Problem details:
In the records below, pick out all lines containing the word "code".

Segment Open

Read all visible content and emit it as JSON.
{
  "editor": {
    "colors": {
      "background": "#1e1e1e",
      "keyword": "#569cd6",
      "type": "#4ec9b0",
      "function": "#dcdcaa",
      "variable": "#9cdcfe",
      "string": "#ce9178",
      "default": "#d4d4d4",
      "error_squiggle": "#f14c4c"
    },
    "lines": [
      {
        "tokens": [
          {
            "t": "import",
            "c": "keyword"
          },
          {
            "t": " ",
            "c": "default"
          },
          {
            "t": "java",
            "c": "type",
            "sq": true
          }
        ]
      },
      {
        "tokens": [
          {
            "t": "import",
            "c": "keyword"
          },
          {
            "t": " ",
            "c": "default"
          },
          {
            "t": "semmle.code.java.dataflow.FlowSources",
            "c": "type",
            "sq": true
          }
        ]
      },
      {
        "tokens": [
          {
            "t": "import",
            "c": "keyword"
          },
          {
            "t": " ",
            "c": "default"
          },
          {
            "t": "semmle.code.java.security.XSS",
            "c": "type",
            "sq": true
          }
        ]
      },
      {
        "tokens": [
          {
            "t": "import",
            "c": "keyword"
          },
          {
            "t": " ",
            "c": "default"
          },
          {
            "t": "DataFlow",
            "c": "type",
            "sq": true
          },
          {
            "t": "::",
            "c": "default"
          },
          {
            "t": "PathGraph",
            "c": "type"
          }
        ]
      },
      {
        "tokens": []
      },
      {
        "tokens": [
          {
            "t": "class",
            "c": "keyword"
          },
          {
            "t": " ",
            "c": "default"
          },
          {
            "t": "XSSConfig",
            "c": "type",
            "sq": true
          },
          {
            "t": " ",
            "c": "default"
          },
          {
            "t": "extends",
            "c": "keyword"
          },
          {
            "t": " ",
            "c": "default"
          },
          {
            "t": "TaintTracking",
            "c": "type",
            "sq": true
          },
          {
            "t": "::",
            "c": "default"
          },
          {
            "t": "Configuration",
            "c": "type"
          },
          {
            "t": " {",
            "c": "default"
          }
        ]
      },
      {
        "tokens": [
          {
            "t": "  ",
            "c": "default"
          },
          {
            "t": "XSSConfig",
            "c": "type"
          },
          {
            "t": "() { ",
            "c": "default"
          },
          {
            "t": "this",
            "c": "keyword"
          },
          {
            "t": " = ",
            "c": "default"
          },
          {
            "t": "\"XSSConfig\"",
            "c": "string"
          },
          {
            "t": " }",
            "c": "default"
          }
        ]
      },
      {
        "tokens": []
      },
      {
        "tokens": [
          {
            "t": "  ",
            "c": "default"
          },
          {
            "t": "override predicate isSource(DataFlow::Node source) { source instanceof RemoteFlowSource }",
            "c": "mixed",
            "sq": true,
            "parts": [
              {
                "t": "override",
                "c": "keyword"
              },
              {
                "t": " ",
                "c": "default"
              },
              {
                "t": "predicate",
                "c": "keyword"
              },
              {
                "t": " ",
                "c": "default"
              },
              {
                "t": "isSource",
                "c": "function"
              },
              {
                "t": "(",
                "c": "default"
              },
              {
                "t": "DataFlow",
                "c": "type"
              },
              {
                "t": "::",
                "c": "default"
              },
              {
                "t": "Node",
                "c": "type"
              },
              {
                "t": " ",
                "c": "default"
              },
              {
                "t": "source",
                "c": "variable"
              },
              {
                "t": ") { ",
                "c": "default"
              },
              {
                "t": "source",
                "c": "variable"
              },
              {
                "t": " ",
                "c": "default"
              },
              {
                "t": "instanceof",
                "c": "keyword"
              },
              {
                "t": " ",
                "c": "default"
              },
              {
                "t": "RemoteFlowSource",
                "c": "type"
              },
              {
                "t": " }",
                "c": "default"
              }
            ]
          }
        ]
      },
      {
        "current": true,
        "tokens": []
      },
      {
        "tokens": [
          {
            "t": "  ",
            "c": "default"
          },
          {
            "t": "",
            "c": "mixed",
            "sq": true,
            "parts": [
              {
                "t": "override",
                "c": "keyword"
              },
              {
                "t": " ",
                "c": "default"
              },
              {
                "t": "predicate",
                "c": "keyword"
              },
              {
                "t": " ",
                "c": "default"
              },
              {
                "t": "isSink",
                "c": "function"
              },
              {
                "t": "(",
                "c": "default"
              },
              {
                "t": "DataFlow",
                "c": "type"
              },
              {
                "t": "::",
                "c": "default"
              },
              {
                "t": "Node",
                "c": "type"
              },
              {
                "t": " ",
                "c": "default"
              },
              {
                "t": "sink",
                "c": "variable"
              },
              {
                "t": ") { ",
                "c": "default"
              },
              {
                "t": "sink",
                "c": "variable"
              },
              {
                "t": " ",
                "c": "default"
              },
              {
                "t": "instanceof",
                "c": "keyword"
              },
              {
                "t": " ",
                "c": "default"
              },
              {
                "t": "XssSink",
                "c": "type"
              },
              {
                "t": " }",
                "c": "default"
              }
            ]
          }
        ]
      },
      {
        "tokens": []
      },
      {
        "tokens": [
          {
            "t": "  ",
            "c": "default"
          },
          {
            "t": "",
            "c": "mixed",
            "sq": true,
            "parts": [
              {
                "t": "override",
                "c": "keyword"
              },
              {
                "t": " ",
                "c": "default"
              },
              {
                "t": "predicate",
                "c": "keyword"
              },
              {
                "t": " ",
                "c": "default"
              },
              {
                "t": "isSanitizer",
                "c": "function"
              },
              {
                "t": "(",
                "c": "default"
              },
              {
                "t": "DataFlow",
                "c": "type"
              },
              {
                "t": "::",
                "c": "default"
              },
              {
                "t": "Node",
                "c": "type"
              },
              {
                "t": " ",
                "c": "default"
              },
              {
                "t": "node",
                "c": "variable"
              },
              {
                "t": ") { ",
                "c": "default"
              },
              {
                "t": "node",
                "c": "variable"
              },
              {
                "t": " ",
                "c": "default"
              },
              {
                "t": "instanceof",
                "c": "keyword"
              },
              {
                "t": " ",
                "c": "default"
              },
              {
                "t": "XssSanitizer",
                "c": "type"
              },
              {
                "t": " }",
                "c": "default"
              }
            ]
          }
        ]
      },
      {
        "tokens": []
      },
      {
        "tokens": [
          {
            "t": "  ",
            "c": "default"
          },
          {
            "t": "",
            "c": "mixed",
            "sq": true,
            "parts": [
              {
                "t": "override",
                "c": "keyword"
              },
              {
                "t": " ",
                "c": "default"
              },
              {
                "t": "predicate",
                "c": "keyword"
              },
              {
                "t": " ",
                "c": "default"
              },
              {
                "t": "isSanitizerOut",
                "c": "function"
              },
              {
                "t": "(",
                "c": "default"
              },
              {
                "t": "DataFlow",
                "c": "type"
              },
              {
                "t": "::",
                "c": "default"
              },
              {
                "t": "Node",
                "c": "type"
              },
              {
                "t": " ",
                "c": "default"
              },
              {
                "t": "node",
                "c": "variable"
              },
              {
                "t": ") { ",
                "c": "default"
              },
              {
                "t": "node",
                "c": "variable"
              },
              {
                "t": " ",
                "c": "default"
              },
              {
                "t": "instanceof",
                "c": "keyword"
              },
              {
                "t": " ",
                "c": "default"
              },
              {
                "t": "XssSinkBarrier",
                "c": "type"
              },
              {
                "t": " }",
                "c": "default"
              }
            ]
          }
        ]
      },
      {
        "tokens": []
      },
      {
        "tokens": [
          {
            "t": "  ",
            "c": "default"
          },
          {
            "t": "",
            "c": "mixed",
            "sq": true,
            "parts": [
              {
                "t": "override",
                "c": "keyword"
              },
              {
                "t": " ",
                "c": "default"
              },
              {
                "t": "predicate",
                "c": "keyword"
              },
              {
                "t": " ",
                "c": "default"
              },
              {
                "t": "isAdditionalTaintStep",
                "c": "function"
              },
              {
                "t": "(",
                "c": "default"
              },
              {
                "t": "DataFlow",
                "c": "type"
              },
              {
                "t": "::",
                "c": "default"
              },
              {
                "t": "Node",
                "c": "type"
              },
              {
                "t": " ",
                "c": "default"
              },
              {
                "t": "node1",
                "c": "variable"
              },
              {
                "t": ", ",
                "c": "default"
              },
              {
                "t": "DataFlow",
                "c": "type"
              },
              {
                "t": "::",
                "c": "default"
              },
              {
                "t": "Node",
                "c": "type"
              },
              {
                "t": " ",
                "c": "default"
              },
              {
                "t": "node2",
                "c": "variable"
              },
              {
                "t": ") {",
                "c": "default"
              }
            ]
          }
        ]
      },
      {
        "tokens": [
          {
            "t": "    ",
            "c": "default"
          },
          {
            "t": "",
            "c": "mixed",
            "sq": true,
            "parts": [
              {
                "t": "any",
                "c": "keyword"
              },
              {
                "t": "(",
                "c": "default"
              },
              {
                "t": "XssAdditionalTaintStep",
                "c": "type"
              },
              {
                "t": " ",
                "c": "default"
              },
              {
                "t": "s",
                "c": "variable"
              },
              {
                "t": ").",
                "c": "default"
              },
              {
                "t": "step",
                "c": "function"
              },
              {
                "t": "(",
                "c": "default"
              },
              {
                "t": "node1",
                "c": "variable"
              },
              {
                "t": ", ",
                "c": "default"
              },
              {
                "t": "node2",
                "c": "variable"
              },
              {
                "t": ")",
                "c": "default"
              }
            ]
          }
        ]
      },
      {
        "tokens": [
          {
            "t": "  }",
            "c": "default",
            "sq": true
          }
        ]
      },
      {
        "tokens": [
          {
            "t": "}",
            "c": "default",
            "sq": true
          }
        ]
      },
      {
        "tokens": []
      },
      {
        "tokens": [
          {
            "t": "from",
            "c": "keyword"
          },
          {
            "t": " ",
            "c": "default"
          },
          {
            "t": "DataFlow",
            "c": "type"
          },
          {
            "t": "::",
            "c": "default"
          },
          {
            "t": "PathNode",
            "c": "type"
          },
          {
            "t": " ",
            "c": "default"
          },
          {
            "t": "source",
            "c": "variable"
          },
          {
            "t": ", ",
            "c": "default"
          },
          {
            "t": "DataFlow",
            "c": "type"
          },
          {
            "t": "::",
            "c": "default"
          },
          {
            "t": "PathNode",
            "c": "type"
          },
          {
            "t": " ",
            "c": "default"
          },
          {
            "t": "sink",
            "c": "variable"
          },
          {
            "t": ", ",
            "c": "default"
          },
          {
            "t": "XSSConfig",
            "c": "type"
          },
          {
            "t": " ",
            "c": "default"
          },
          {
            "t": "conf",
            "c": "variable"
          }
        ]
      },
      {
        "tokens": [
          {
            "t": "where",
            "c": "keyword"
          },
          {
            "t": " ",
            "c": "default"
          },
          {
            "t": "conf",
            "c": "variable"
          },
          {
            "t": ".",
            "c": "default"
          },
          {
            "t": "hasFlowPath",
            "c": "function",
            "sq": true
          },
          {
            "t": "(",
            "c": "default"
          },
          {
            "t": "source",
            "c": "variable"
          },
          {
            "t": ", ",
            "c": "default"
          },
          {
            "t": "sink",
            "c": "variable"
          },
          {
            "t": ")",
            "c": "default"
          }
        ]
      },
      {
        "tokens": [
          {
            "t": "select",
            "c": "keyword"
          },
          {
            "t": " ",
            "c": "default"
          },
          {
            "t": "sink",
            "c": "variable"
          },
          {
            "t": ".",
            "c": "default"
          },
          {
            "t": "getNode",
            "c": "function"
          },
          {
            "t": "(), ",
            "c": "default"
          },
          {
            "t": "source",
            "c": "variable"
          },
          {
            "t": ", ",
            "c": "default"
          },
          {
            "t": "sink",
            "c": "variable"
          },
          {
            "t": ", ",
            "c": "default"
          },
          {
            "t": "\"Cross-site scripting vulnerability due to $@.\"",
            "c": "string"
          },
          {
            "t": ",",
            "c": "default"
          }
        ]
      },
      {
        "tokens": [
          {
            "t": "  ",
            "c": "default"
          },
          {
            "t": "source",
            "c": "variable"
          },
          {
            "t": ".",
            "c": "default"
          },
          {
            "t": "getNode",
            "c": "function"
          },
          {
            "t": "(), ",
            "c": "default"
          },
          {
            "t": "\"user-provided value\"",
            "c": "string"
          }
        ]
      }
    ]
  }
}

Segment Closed

Response:
            "t": "semmle.code.java.dataflow.FlowSources",
            "t": "semmle.code.java.security.XSS",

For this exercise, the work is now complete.